It is professional misconduct for a lawyer to:
(a) violate or attempt to violate the Rules of Professional Conduct, knowingly assist or induce another to do so, or do so through the acts of another;
(b) commit a criminal act that reflects adversely on the lawyer's honesty, trustworthiness or fitness as a lawyer in other respects;
(c) engage in conduct involving dishonesty, fraud, deceit or misrepresentation;
(d) engage in conduct that is prejudicial to the administration of justice;
(e) state or imply an ability to influence improperly a government agency or official or to achieve results by means that violate the Rules of Professional Conduct or other law; or

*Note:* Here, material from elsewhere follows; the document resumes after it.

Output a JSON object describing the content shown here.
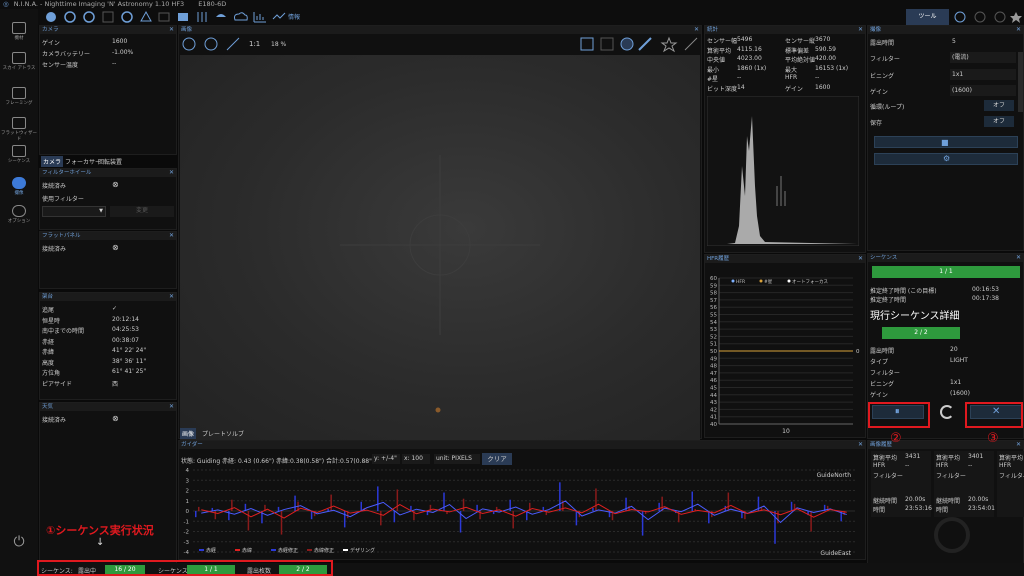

(f) knowingly assist a judge or judicial officer in conduct that is a violation of applicable rules of judicial conduct or other law.
 A lawyer who, in the course of representing a client, knowingly manifests by words or conduct, bias or prejudice based upon race, sex, religion, national origin, disability, age, sexual orientation or socioeconomic status, violates paragraph (d) when such actions are prejudicial to the administration of justice. Legitimate advocacy respecting the foregoing factors does not violate paragraph (d). A trial judge's finding that peremptory challenges were exercised on a discriminatory basis does not alone establish a violation of this rule.
Thomas D., and Ronald D. Rotunda, eds. 2005 Selected Standards on
Who defines "legitimate advocacy"? Since this is a rule on reporting, this initial assessment is made by whomever chooses to report an attorney for allegedly violating the rule. The state licensing board would then, I presume, decide whether the accused attorney's advocacy falls within "legitimate" grounds.
I must be skeptical of how legitimate is defined, by whomever defines it, because I fear that it is too easily definable narrowly to exclude advocacy of viewpoints not socially acceptable. While I can easily foresee our Solicitor General's advocacy against gay marriage being considered legitimate by state authorities, I can just as easily see how advocacy of attorneys for the Catholic Church or attorneys for associations with Catholic affiliation may not be considered legitimate advocacy. Yes?
Upon my first reflection, I too quickly thought the "legitimate advocacy" disclaimer eviscerated the rule, but upon further reflection my assessment has changed. I see now how the disclaimer may be used to enforce the rule discriminately.